The Government which assumed office in Sri Lanka in 2015, in a manner unprecedented in human rights fora, joined as co-sponsors of Resolution 30/1 which was against our own country. It carried a host of commitments that were not deliverable and were not in conformity with the Constitution of Sri Lanka. This led to the compromising of national security to a point of reviving terrorist acts on Easter Sunday 2019 causing the deaths of hundreds.
The rejection of this resolution by the people of Sri Lanka was clearly manifested in the mandate received by President Gotabaya Rajapaksa in November 2019. Based on this mandate I announced at the 43rd Session of this Council that Sri Lanka would withdraw from co-sponsorship of the resolution. I also stated that Sri Lanka would remain engaged with the UN system including this Council.
We have provided detailed updates to the OHCHR in December 2020 as well as in January 2021 on the progress of implementation of commitments that Sri Lanka had undertaken such as continuity of the existing mechanisms, appointment of a special commission of inquiry headed by a Supreme Court Judge, achieving the SDGs, progress made in returning lands, demining and creating new avenues of livelihoods.
These steps have been taken even as Sri Lanka was battling the effects of the COVID-19 pandemic for the past one year. In spite of these challenges we held a free and fair General Election in August 2020 and elected a new Government with a two-thirds majority in one of Asia’s oldest Parliamentary democracies.
It is regrettable that despite the spirit of cooperation with the HRC and its mechanisms, elements working against Sri Lanka intend to table another country-specific resolution based on this OHCHR Report. This rejected report by Sri Lanka has unjustifiably broadened its scope and mandate further, incorporating many issues of governance and matters that are essentially domestic in any self-respecting, sovereign country.
I leave it to the members and observers of this Council to make their own judgment on whether Sri Lanka represents a situation that warrants the urgent attention of this Council, or if this campaign is essentially a political move that contravenes the very values and principles on which this Council has been established. Particularly at a time when legislation is enacted by some countries to protect their soldiers from prosecution in military operations carried out overseas, only points to duplicity and the hypocritical nature of their motives. This cannot but result in a significant loss of morale among countries engaged in the struggle against terrorism.
The Council must hold the scales even. Not going by hearsay, unilateral action or one angled doubtful sources but adhere to its guiding principles. Insistence on such ever-expanding externally driven prescriptions notwithstanding our continuous cooperation and engagement with this Council can pose numerous challenges.
As the Council is aware this is a critical time to the entire world in the last hundred years where we need to be united in our efforts to overcome the Covid-19 pandemic and to revive battered economies. I appeal to the members of this Council to take note of our continued engagement and cooperation on its merit and support us by rejecting any resolution against Sri Lanka.
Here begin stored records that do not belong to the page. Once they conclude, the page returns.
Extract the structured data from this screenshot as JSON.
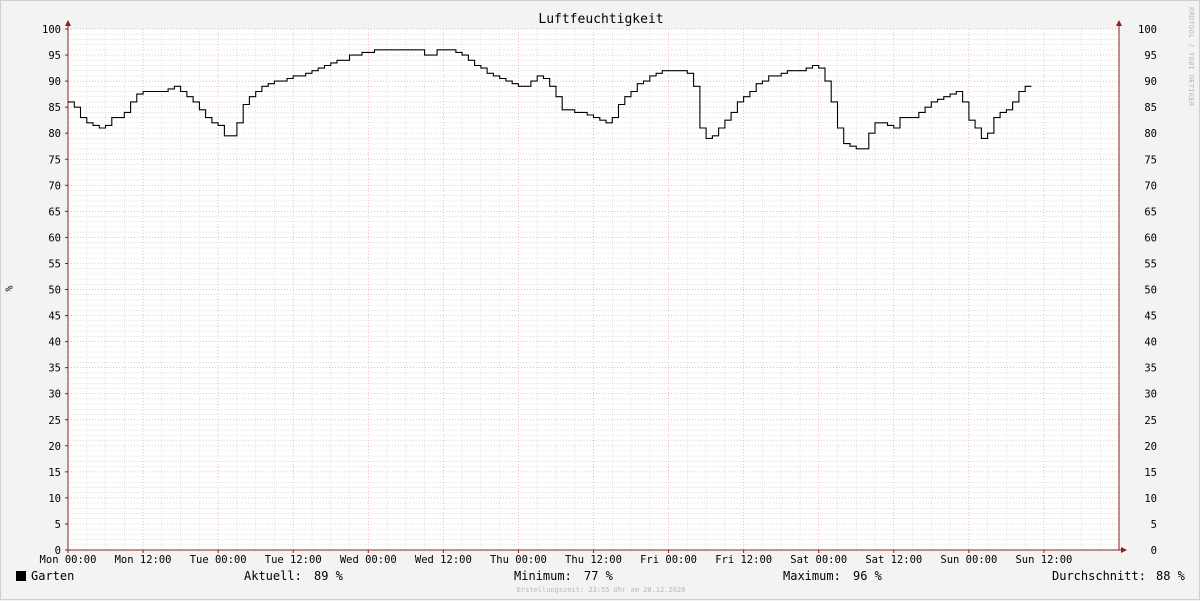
{
  "chart_data": {
    "type": "line",
    "title": "Luftfeuchtigkeit",
    "ylabel": "%",
    "ylim": [
      0,
      100
    ],
    "y_ticks": [
      0,
      5,
      10,
      15,
      20,
      25,
      30,
      35,
      40,
      45,
      50,
      55,
      60,
      65,
      70,
      75,
      80,
      85,
      90,
      95,
      100
    ],
    "x_tick_labels": [
      "Mon 00:00",
      "Mon 12:00",
      "Tue 00:00",
      "Tue 12:00",
      "Wed 00:00",
      "Wed 12:00",
      "Thu 00:00",
      "Thu 12:00",
      "Fri 00:00",
      "Fri 12:00",
      "Sat 00:00",
      "Sat 12:00",
      "Sun 00:00",
      "Sun 12:00"
    ],
    "xlim_hours": [
      0,
      168
    ],
    "grid": true,
    "step": true,
    "series": [
      {
        "name": "Garten",
        "color": "#000000",
        "x_hours": [
          0,
          1,
          2,
          3,
          4,
          5,
          6,
          7,
          8,
          9,
          10,
          11,
          12,
          13,
          14,
          15,
          16,
          17,
          18,
          19,
          20,
          21,
          22,
          23,
          24,
          25,
          26,
          27,
          28,
          29,
          30,
          31,
          32,
          33,
          34,
          35,
          36,
          37,
          38,
          39,
          40,
          41,
          42,
          43,
          44,
          45,
          46,
          47,
          48,
          49,
          50,
          51,
          52,
          53,
          54,
          55,
          56,
          57,
          58,
          59,
          60,
          61,
          62,
          63,
          64,
          65,
          66,
          67,
          68,
          69,
          70,
          71,
          72,
          73,
          74,
          75,
          76,
          77,
          78,
          79,
          80,
          81,
          82,
          83,
          84,
          85,
          86,
          87,
          88,
          89,
          90,
          91,
          92,
          93,
          94,
          95,
          96,
          97,
          98,
          99,
          100,
          101,
          102,
          103,
          104,
          105,
          106,
          107,
          108,
          109,
          110,
          111,
          112,
          113,
          114,
          115,
          116,
          117,
          118,
          119,
          120,
          121,
          122,
          123,
          124,
          125,
          126,
          127,
          128,
          129,
          130,
          131,
          132,
          133,
          134,
          135,
          136,
          137,
          138,
          139,
          140,
          141,
          142,
          143,
          144,
          145,
          146,
          147,
          148,
          149,
          150,
          151,
          152,
          153,
          154,
          155,
          156,
          157,
          158,
          159,
          160,
          161,
          162,
          163,
          164,
          165,
          166,
          167,
          168
        ],
        "values": [
          86,
          85,
          83,
          82,
          81.5,
          81,
          81.5,
          83,
          83,
          84,
          86,
          87.5,
          88,
          88,
          88,
          88,
          88.5,
          89,
          88,
          87,
          86,
          84.5,
          83,
          82,
          81.5,
          79.5,
          79.5,
          82,
          85.5,
          87,
          88,
          89,
          89.5,
          90,
          90,
          90.5,
          91,
          91,
          91.5,
          92,
          92.5,
          93,
          93.5,
          94,
          94,
          95,
          95,
          95.5,
          95.5,
          96,
          96,
          96,
          96,
          96,
          96,
          96,
          96,
          95,
          95,
          96,
          96,
          96,
          95.5,
          95,
          94,
          93,
          92.5,
          91.5,
          91,
          90.5,
          90,
          89.5,
          89,
          89,
          90,
          91,
          90.5,
          89,
          87,
          84.5,
          84.5,
          84,
          84,
          83.5,
          83,
          82.5,
          82,
          83,
          85.5,
          87,
          88,
          89.5,
          90,
          91,
          91.5,
          92,
          92,
          92,
          92,
          91.5,
          89,
          81,
          79,
          79.5,
          81,
          82.5,
          84,
          86,
          87,
          88,
          89.5,
          90,
          91,
          91,
          91.5,
          92,
          92,
          92,
          92.5,
          93,
          92.5,
          90,
          86,
          81,
          78,
          77.5,
          77,
          77,
          80,
          82,
          82,
          81.5,
          81,
          83,
          83,
          83,
          84,
          85,
          86,
          86.5,
          87,
          87.5,
          88,
          86,
          82.5,
          81,
          79,
          80,
          83,
          84,
          84.5,
          86,
          88,
          89
        ]
      }
    ],
    "stats": {
      "aktuell_label": "Aktuell:",
      "aktuell_value": "89 %",
      "minimum_label": "Minimum:",
      "minimum_value": "77 %",
      "maximum_label": "Maximum:",
      "maximum_value": "96 %",
      "durchschnitt_label": "Durchschnitt:",
      "durchschnitt_value": "88 %"
    },
    "colors": {
      "background": "#f3f3f3",
      "plot_background": "#ffffff",
      "major_grid": "#f0a0a0",
      "minor_grid": "#d8d8d8",
      "axis": "#8b2222",
      "line": "#000000"
    }
  },
  "legend_name": "Garten",
  "watermark": "RRDTOOL / TOBI OETIKER",
  "footer": "Erstellungszeit: 23:55 Uhr am 20.12.2020"
}
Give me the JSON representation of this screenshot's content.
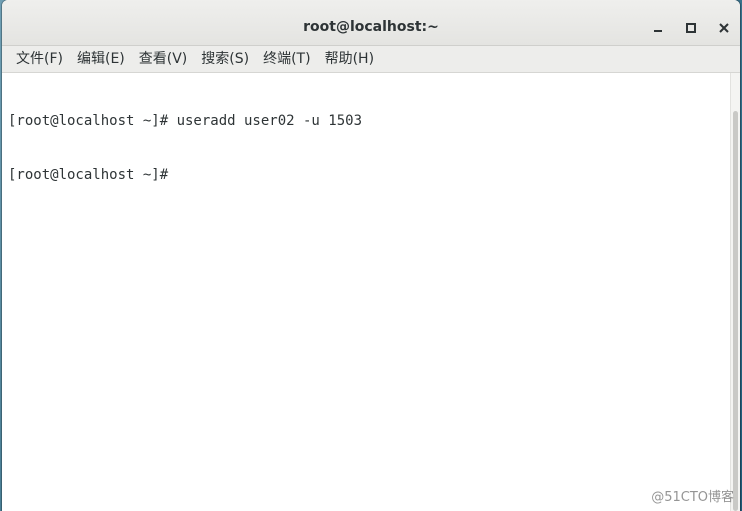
{
  "window": {
    "title": "root@localhost:~"
  },
  "menu": {
    "items": [
      {
        "label": "文件(F)"
      },
      {
        "label": "编辑(E)"
      },
      {
        "label": "查看(V)"
      },
      {
        "label": "搜索(S)"
      },
      {
        "label": "终端(T)"
      },
      {
        "label": "帮助(H)"
      }
    ]
  },
  "terminal": {
    "lines": [
      "[root@localhost ~]# useradd user02 -u 1503",
      "[root@localhost ~]#"
    ]
  },
  "watermark": "@51CTO博客",
  "icons": {
    "minimize": "minimize-icon",
    "maximize": "maximize-icon",
    "close": "close-icon"
  },
  "colors": {
    "titlebar": "#e9e9e7",
    "text": "#2e3436",
    "desktop": "#3f7a95"
  }
}
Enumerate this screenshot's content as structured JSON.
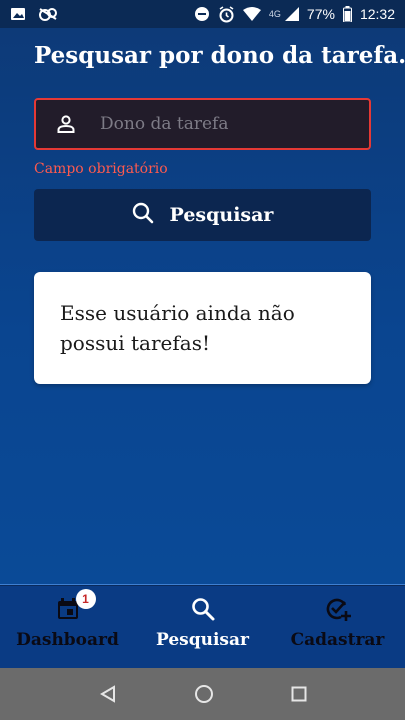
{
  "status_bar": {
    "network": "4G",
    "battery": "77%",
    "time": "12:32"
  },
  "page": {
    "title": "Pesqusar por dono da tarefa."
  },
  "search": {
    "placeholder": "Dono da tarefa",
    "value": "",
    "error": "Campo obrigatório",
    "button_label": "Pesquisar"
  },
  "result": {
    "message": "Esse usuário ainda não possui tarefas!"
  },
  "bottom_nav": {
    "items": [
      {
        "label": "Dashboard",
        "icon": "calendar-icon",
        "badge": "1"
      },
      {
        "label": "Pesquisar",
        "icon": "search-icon",
        "active": true
      },
      {
        "label": "Cadastrar",
        "icon": "add-task-icon"
      }
    ]
  },
  "colors": {
    "background": "#0a4590",
    "error": "#e53935",
    "button": "#0c2650",
    "card": "#ffffff"
  }
}
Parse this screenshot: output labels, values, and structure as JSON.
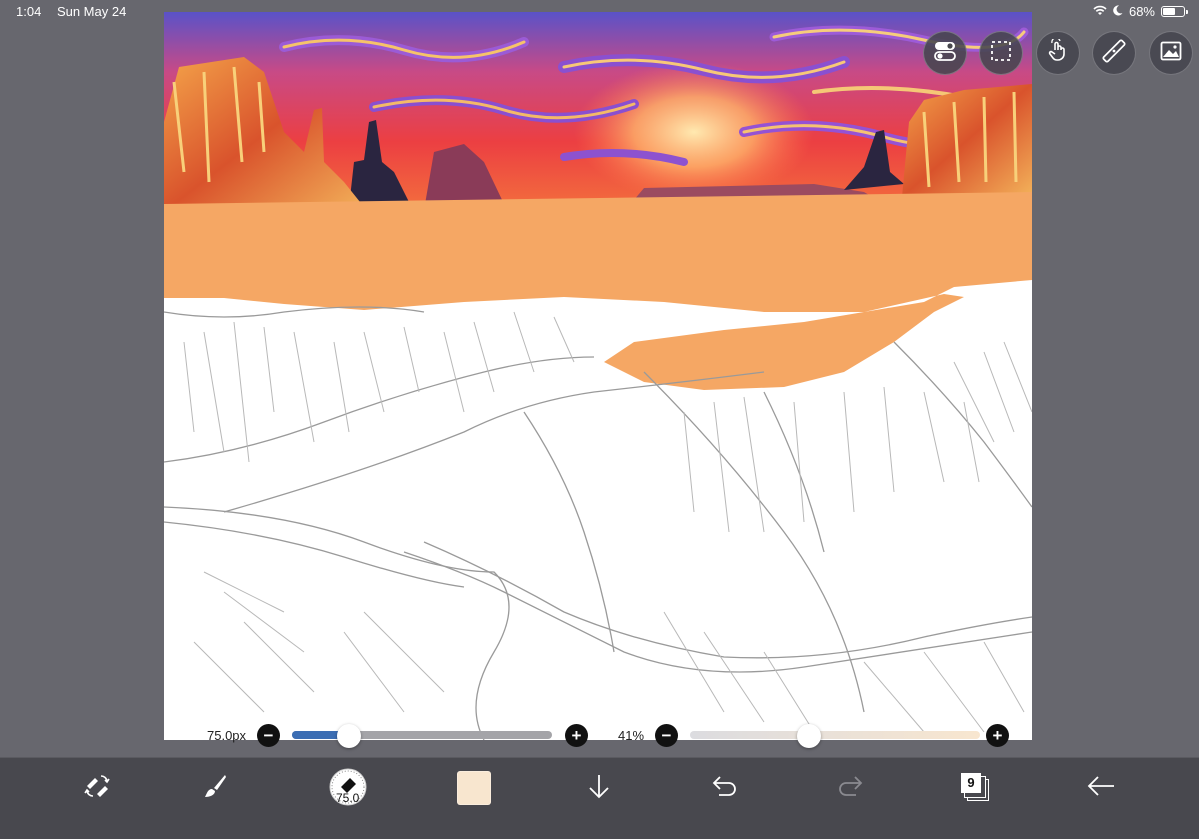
{
  "status_bar": {
    "time": "1:04",
    "date": "Sun May 24",
    "battery_percent": "68%",
    "battery_level": 0.68,
    "icons": [
      "wifi-icon",
      "moon-icon",
      "battery-icon"
    ]
  },
  "floating_tools": [
    {
      "name": "toggle-settings-button",
      "icon": "toggle-switches-icon"
    },
    {
      "name": "selection-button",
      "icon": "dashed-selection-icon"
    },
    {
      "name": "touch-gesture-button",
      "icon": "hand-pointer-icon"
    },
    {
      "name": "ruler-button",
      "icon": "ruler-icon"
    },
    {
      "name": "material-button",
      "icon": "image-icon"
    }
  ],
  "brush_size": {
    "label": "75.0px",
    "value": 75.0,
    "slider_fraction": 0.22,
    "minus": "−",
    "plus": "+"
  },
  "opacity": {
    "label": "41%",
    "value_percent": 41,
    "minus": "−",
    "plus": "+"
  },
  "toolbar": {
    "brush_size_badge": "75.0",
    "layer_count": "9",
    "items": [
      "swap-tools-icon",
      "brush-icon",
      "eraser-preview",
      "color-swatch",
      "download-arrow-icon",
      "undo-icon",
      "redo-icon",
      "layers-icon",
      "back-arrow-icon"
    ]
  },
  "colors": {
    "accent_blue": "#3b6db3",
    "selected_color": "#f8e6cf",
    "ground_orange": "#f5a764"
  }
}
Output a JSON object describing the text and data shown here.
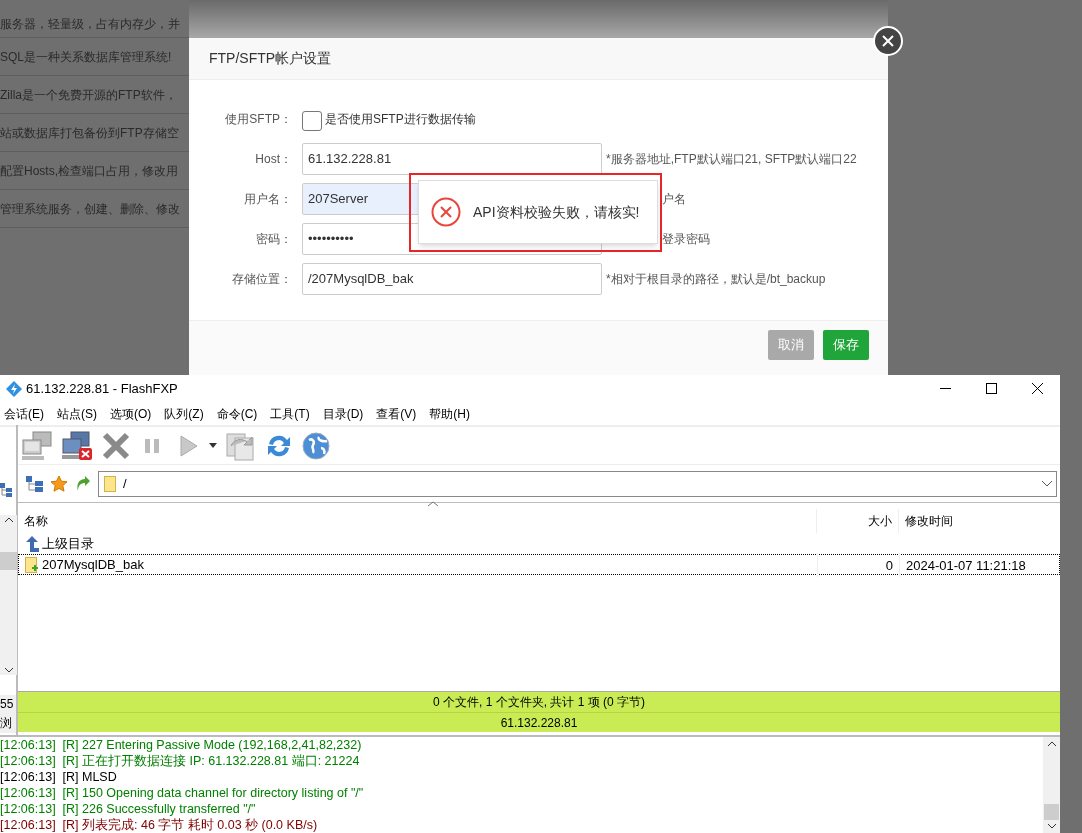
{
  "background_page": {
    "rows": [
      "服务器，轻量级，占有内存少，并",
      "SQL是一种关系数据库管理系统!",
      "Zilla是一个免费开源的FTP软件，",
      "站或数据库打包备份到FTP存储空",
      "配置Hosts,检查端口占用，修改用",
      "管理系统服务，创建、删除、修改"
    ]
  },
  "dialog": {
    "title": "FTP/SFTP帐户设置",
    "fields": [
      {
        "kind": "checkbox",
        "label": "使用SFTP：",
        "checked": false,
        "text": "是否使用SFTP进行数据传输"
      },
      {
        "kind": "input",
        "label": "Host：",
        "value": "61.132.228.81",
        "autofilled": false,
        "hint": "*服务器地址,FTP默认端口21, SFTP默认端口22"
      },
      {
        "kind": "input",
        "label": "用户名：",
        "value": "207Server",
        "autofilled": true,
        "hint": "户名"
      },
      {
        "kind": "input",
        "label": "密码：",
        "value": "••••••••••",
        "autofilled": false,
        "hint": "登录密码"
      },
      {
        "kind": "input",
        "label": "存储位置：",
        "value": "/207MysqlDB_bak",
        "autofilled": false,
        "hint": "*相对于根目录的路径，默认是/bt_backup"
      }
    ],
    "buttons": [
      {
        "label": "取消",
        "disabled": true
      },
      {
        "label": "保存",
        "disabled": false
      }
    ]
  },
  "toast": {
    "message": "API资料校验失败，请核实!"
  },
  "ftp_window": {
    "title": "61.132.228.81 - FlashFXP",
    "menu": [
      "会话(E)",
      "站点(S)",
      "选项(O)",
      "队列(Z)",
      "命令(C)",
      "工具(T)",
      "目录(D)",
      "查看(V)",
      "帮助(H)"
    ],
    "left_pane": {
      "labels": [
        "55",
        "浏"
      ]
    },
    "path": "/",
    "columns": [
      "名称",
      "大小",
      "修改时间"
    ],
    "rows": [
      {
        "kind": "parent",
        "name": "上级目录",
        "selected": false
      },
      {
        "kind": "folder",
        "name": "207MysqlDB_bak",
        "size": "0",
        "modified": "2024-01-07 11:21:18",
        "selected": true
      }
    ],
    "status": [
      "0 个文件, 1 个文件夹, 共计 1 项 (0 字节)",
      "61.132.228.81"
    ],
    "log": [
      {
        "text": "[12:06:13]  [R] 227 Entering Passive Mode (192,168,2,41,82,232)",
        "color": "#008000"
      },
      {
        "text": "[12:06:13]  [R] 正在打开数据连接 IP: 61.132.228.81 端口: 21224",
        "color": "#008000"
      },
      {
        "text": "[12:06:13]  [R] MLSD",
        "color": "#000000"
      },
      {
        "text": "[12:06:13]  [R] 150 Opening data channel for directory listing of \"/\"",
        "color": "#008000"
      },
      {
        "text": "[12:06:13]  [R] 226 Successfully transferred \"/\"",
        "color": "#008000"
      },
      {
        "text": "[12:06:13]  [R] 列表完成: 46 字节 耗时 0.03 秒 (0.0 KB/s)",
        "color": "#800000"
      }
    ]
  }
}
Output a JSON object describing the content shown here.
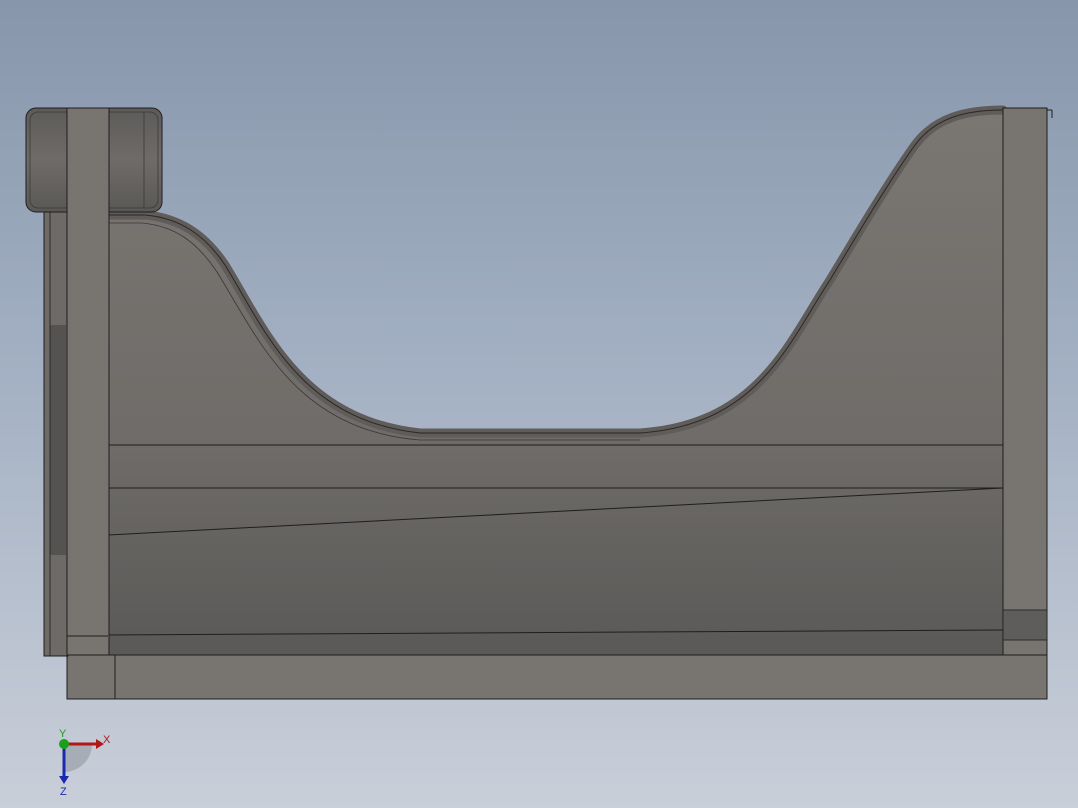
{
  "viewport": {
    "background_top": "#8796ab",
    "background_bottom": "#c9cfd9"
  },
  "model": {
    "body_color": "#787470",
    "shadow_color": "#5e5c5a",
    "edge_color": "#1e1e1e",
    "rim_color": "#6a6764"
  },
  "triad": {
    "x_label": "X",
    "y_label": "Y",
    "z_label": "Z",
    "x_color": "#b01818",
    "y_color": "#1aa01a",
    "z_color": "#1a2ab0"
  }
}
We believe that the extent to which the resources and time of this Council has been utilised on Sri Lanka is unwarranted, and carries a discouraging message to the sovereign States of the global South.
The need of the hour, in the face of an unprecedented pandemic, is solidarity rather than rancour and acrimony arising from divisions within this council. In view of the circumstances set out above, we urge that this resolution be rejected by the Council and be brought to closure.
May I conclude quoting the words of Lord Buddha,
“Siyalusathwayonidukwethwa, nirogeewethwa, suwapathwethwa”
May all beings be safe
May all beings be free from suffering
May all beings be well and happy